What you should do:
The answer should consist of every record, reproduced exactly.
━━━ Raw data
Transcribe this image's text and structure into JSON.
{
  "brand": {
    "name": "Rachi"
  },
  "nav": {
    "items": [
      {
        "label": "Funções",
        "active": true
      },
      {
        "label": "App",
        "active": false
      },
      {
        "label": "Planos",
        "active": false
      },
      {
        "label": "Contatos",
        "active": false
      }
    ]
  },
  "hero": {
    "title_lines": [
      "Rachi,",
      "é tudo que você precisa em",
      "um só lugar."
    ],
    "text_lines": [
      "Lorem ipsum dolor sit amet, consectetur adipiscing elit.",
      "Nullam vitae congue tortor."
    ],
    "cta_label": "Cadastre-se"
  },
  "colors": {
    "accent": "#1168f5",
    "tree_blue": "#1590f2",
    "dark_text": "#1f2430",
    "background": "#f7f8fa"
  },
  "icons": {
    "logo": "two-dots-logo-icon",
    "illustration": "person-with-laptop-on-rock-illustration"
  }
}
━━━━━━
Reply to the task:
Transcribe this image's text and structure into JSON.
{
  "brand": {
    "name": "Rachi"
  },
  "nav": {
    "items": [
      {
        "label": "Funções",
        "active": true
      },
      {
        "label": "App",
        "active": false
      },
      {
        "label": "Planos",
        "active": false
      },
      {
        "label": "Contatos",
        "active": false
      }
    ]
  },
  "hero": {
    "title_lines": [
      "Rachi,",
      "é tudo que você precisa em",
      "um só lugar."
    ],
    "text_lines": [
      "Lorem ipsum dolor sit amet, consectetur adipiscing elit.",
      "Nullam vitae congue tortor."
    ],
    "cta_label": "Cadastre-se"
  },
  "colors": {
    "accent": "#1168f5",
    "tree_blue": "#1590f2",
    "dark_text": "#1f2430",
    "background": "#f7f8fa"
  },
  "icons": {
    "logo": "two-dots-logo-icon",
    "illustration": "person-with-laptop-on-rock-illustration"
  }
}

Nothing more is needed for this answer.